What development and racial unity, Balakong Malays ask

A resident goes about his business in Kampung Baru Balakong. (Bernama pic)

BANGI: Rubiah Mansor, a resident of a low-cost neighbourhood in Balakong for the last two decades, says she has not seen any development in the state constituency, a DAP stronghold since 2008.

Rubiah, 30, who lives in Taman Impian Ehsan, said while she was saddened by the tragic death of DAP’s Eddie Ng who was the state assemblyman of Balakong, many Malays like her felt that the town had not seen any improvement in its infrastructure.

“It seems as though the Malay community here was left out from development.

“People always say how much he has helped the people in Balakong, but if you come to our area here in Taman Impian Ehsan, Taman Setia Balakong and Taman Karunmas, if you are driving here, you’d get a special kind of experience.

“It is like riding a horse. That is how bad the roads are,” she said.

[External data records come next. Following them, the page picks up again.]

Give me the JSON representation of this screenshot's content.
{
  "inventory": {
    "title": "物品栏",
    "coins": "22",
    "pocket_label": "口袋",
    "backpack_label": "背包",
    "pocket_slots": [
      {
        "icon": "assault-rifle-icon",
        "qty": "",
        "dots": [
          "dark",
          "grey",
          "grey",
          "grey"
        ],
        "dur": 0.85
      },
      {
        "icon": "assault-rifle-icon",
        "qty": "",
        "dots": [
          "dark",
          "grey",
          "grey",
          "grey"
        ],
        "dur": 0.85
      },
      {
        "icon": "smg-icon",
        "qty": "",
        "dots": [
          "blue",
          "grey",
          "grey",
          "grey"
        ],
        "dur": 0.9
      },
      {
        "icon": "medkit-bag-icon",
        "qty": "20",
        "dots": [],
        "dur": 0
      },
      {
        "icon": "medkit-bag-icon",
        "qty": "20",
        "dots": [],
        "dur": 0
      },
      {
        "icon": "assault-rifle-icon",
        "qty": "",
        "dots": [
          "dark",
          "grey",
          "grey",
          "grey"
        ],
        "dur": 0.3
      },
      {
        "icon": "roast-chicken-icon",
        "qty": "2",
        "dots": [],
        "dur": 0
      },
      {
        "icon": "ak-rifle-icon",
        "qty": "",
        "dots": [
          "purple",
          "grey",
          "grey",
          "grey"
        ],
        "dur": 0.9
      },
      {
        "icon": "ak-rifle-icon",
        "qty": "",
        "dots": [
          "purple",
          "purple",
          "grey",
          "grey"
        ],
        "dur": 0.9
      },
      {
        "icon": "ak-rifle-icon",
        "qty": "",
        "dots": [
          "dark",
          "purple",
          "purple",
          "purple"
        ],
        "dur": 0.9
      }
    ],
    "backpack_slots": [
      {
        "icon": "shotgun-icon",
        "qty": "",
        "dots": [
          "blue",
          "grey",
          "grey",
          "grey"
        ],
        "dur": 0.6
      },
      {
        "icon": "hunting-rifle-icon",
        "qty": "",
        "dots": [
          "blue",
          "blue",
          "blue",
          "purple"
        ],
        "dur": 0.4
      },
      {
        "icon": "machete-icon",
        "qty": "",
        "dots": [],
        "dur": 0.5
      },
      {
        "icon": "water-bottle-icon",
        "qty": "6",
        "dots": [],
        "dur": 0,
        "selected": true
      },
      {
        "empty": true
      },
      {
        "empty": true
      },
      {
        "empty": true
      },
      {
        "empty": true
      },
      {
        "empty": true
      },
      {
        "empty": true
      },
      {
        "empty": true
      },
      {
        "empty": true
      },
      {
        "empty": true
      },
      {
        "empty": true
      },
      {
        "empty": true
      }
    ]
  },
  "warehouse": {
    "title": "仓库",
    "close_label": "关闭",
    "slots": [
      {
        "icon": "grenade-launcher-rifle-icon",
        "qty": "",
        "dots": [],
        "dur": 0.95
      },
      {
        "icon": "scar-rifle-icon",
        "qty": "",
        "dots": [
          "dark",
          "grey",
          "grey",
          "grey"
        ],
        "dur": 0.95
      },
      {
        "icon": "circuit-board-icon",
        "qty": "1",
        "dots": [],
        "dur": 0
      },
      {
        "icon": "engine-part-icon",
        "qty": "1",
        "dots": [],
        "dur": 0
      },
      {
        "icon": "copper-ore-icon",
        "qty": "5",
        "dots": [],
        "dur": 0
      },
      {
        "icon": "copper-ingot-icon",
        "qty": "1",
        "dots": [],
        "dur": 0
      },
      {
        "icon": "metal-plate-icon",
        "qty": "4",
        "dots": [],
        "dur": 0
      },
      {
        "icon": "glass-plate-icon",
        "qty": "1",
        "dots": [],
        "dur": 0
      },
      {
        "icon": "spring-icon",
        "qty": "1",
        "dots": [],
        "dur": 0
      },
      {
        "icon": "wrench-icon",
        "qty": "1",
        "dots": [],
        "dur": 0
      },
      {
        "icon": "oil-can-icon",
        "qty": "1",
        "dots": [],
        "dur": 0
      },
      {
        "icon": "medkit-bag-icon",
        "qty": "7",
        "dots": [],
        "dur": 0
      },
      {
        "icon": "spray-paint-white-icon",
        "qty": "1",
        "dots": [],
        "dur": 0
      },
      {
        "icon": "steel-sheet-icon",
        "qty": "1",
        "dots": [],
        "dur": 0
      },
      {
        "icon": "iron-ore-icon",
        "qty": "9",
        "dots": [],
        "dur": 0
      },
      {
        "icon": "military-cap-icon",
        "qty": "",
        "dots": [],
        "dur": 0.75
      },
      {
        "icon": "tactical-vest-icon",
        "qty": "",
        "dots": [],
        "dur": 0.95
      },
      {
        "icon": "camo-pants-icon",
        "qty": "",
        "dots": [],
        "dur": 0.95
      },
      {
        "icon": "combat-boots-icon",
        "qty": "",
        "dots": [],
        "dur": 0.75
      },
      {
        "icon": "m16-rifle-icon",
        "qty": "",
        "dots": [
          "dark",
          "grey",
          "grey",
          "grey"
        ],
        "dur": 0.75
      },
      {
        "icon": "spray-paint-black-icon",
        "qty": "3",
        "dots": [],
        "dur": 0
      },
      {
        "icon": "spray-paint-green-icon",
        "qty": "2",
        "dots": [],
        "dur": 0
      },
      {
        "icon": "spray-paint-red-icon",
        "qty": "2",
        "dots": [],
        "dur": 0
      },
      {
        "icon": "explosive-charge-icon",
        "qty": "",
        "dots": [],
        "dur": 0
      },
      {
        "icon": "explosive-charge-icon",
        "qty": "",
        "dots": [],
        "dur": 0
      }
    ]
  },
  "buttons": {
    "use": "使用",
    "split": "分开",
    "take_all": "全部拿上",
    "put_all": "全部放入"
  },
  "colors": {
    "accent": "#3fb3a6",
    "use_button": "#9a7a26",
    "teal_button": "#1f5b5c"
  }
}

Rubiah said she was not excited over the by-election this Saturday, adding that there was little hope for Balakong to see better infrastructure.

“Without good infrastructure, how do you expect a township to grow and advance?”

The tolled roads surrounding the town were not helpful either, she added.

Rubiah claimed that the Malays here felt neglected, although the Chinese electorate had only praise for Pakatan Harapan (PH).

“We’d always be left out. Whenever we hear the Chinese community praise the PH coalition, we can only sit quietly and hope that one day, they will remember that we exist.”

Some 60% of Balakong voters are Chinese, while Malays make up about 30%.

In the 14th general election, Ng got 41,768 votes. MCA’s Lim Chee Wah received 5,874 votes and PAS’ Mohamad Ibrahim Ghazali got 6,230 votes.

The by-election on Sept 8 sees MCA using its logo for the first time as it tries to wrest the seat from DAP, which will be contesting under the PH banner.

The state seat, which comes under the Bangi federal constituency, fell vacant after Ng’s death in a road accident on July 20.

Another resident, Selina Mokhtar, 32, said Balakong was racially segregated, even as some attribute PH’s victory to unity among Malaysians.

“You don’t feel it here. We are still as segregated as ever. The Chinese won’t enter into the Malay village areas, and vice versa.

“All the talk about PH being able to bridge the racial divide is just talk. It has not translated into reality.”

She added that Balakong would never be able to grow out of its “Chinese New Village” image.

“Whether PH or Barisan Nasional, they both represent a multiracial coalition. But sadly, this is not reflected in our neighbourhood,” she said.

“We are supposed to co-exist and help each other. But to date, I don’t even know my neighbours, let alone communicate with someone from another township.”